Preparing a Sponsorship Pitch | Nicole Newman
Our 2017 Masterclass expert, Nicole Newman, gives us her tips for turning a no into a yes.
How many times have you been politely brushed off when approaching companies for sponsorship? Or had your emails ignored? Or you don’t know where to start?
As more organisations seek sponsorship, it seems the corporate sector is putting up more barriers to communication.
Identifying the right person to approach, let alone engaging them in a conversation, is becoming more difficult.
But there are ways to get noticed.
Do your research.
Are you approaching the right business for your offer? What are their business objectives and challenges? Do you share the same customers? Does the way they present themselves – on their advertising, website, social media – connect to your organisation?
You get a very good insight into a business culture from specialist press and viewing company annual reports to assess if your project is relevant before approaching them.
Find the right person.
This is tricky as companies no longer give out names but a little persistence can work wonders.
If companies don’t list contacts on their website, Google their Marketing Director or Advertising Agency. Failing that, the press section of a website will have a contact name.
As a last resort, call the CEO’s PA – they almost always answer the phone – but take care. A sales call will not be appreciated, but an invitation to a high-profile event will be welcomed. Why not invite the PA rather than the CEO? It’s an effective way of getting to know a company before making a more formal approach.
Practise your pitch.
Whether approaching via a Board contact or directly via a cold call, you need to plan. Consider what will engage them immediately.
For cold calls, script your introduction and prepare at least three reasons why they should be involved with your project; consider your tone of voice and use of language – charm them but keep to the point; think of questions – it’s a conversation not a monologue.
If it’s an email, include a personal and compelling title in the subject box; make sure it can be read in full on a small screen; ensure the reason they should support you is in your first paragraph.
No isn’t always no.
Chances are, your contact will be trying their best to say no to you. Prepare for this and consider your counter arguments.
Don’t be pushy, but if your project offers a genuinely useful solution to their business issue, don’t be afraid to articulate it – succinctly and with empathy. Companies can’t see the value of cultural sponsorship until they can visualise it. Give examples of past successes, describe specific benefits to bring alive your pitch.
But sometimes it is.
In which case, accept it. If you’ve asked the right questions and listened, you’ve gained useful corporate intelligence that will help future approaches – and maybe provide ammunition for future projects.
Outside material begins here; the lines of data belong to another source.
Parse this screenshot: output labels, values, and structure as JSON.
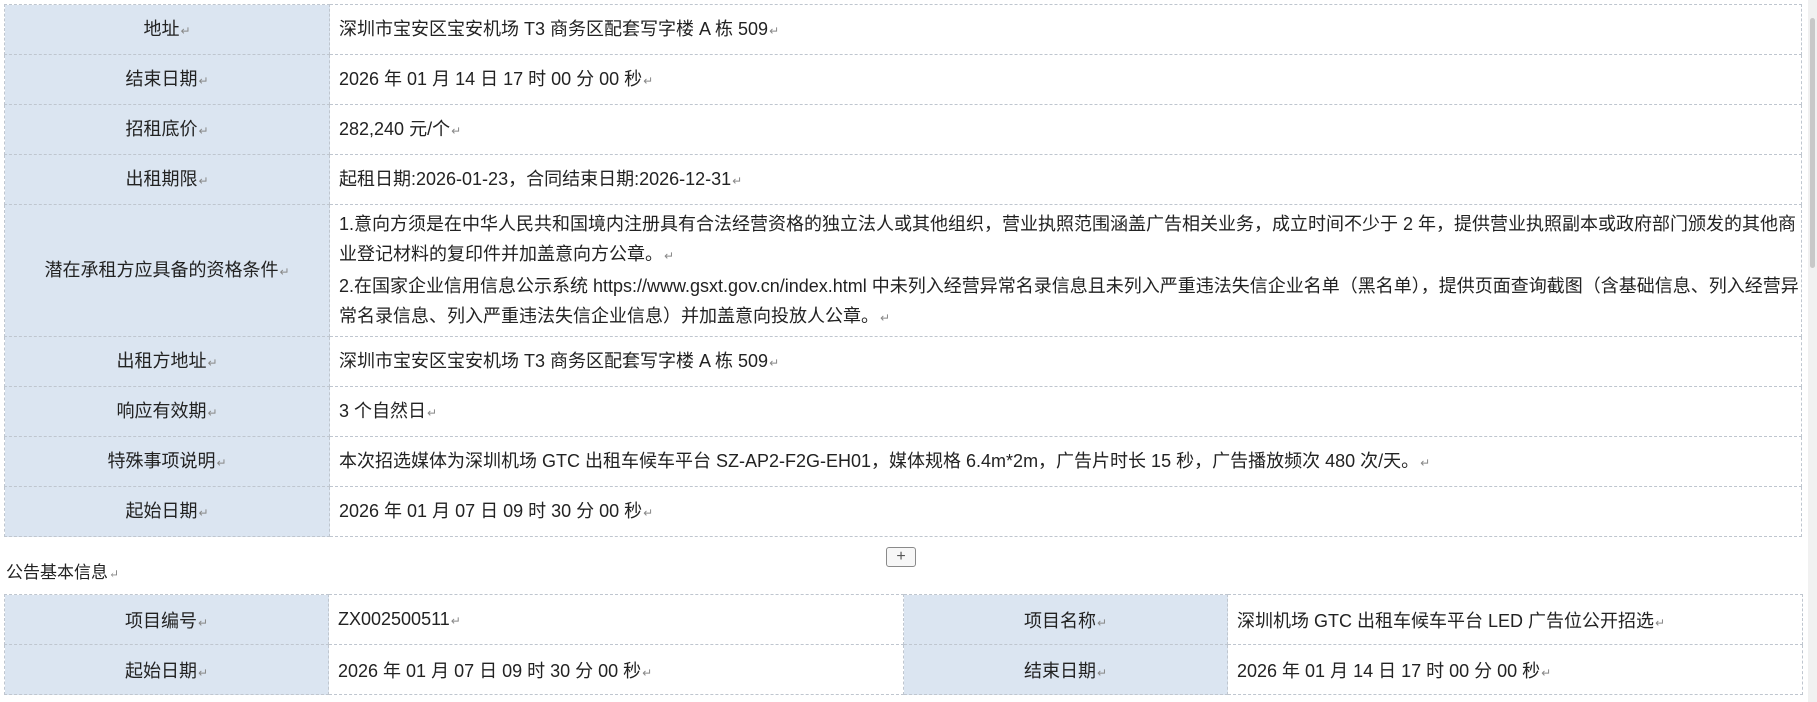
{
  "table1": {
    "rows": [
      {
        "label": "地址",
        "value": "深圳市宝安区宝安机场 T3 商务区配套写字楼 A 栋 509"
      },
      {
        "label": "结束日期",
        "value": "2026 年 01 月 14 日 17 时 00 分 00 秒"
      },
      {
        "label": "招租底价",
        "value": "282,240 元/个"
      },
      {
        "label": "出租期限",
        "value": "起租日期:2026-01-23，合同结束日期:2026-12-31"
      },
      {
        "label": "潜在承租方应具备的资格条件",
        "lines": [
          "1.意向方须是在中华人民共和国境内注册具有合法经营资格的独立法人或其他组织，营业执照范围涵盖广告相关业务，成立时间不少于 2 年，提供营业执照副本或政府部门颁发的其他商业登记材料的复印件并加盖意向方公章。",
          "2.在国家企业信用信息公示系统 https://www.gsxt.gov.cn/index.html 中未列入经营异常名录信息且未列入严重违法失信企业名单（黑名单），提供页面查询截图（含基础信息、列入经营异常名录信息、列入严重违法失信企业信息）并加盖意向投放人公章。"
        ]
      },
      {
        "label": "出租方地址",
        "value": "深圳市宝安区宝安机场 T3 商务区配套写字楼 A 栋 509"
      },
      {
        "label": "响应有效期",
        "value": "3 个自然日"
      },
      {
        "label": "特殊事项说明",
        "value": "本次招选媒体为深圳机场 GTC 出租车候车平台 SZ-AP2-F2G-EH01，媒体规格 6.4m*2m，广告片时长 15 秒，广告播放频次 480 次/天。"
      },
      {
        "label": "起始日期",
        "value": "2026 年 01 月 07 日 09 时 30 分 00 秒"
      }
    ]
  },
  "expand_button": {
    "label": "+"
  },
  "section": {
    "title": "公告基本信息"
  },
  "table2": {
    "rows": [
      {
        "label1": "项目编号",
        "value1": "ZX002500511",
        "label2": "项目名称",
        "value2": "深圳机场 GTC 出租车候车平台 LED 广告位公开招选"
      },
      {
        "label1": "起始日期",
        "value1": "2026 年 01 月 07 日 09 时 30 分 00 秒",
        "label2": "结束日期",
        "value2": "2026 年 01 月 14 日 17 时 00 分 00 秒"
      }
    ]
  },
  "paragraph_mark": "↵"
}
People are busy. If you’ve covered these bases and your project is a good fit, you’ll get a response. And if not, there’s always the next one…
Nicole Newman will present our 2017 masterclasses in Melbourne, Sydney, Adelaide, Brisbane and Perth in March. These events are sold out but keep an eye on the website for more arts sponsorship insight and wisdom from Nicole in coming months. Learn more about our professional development opportunities.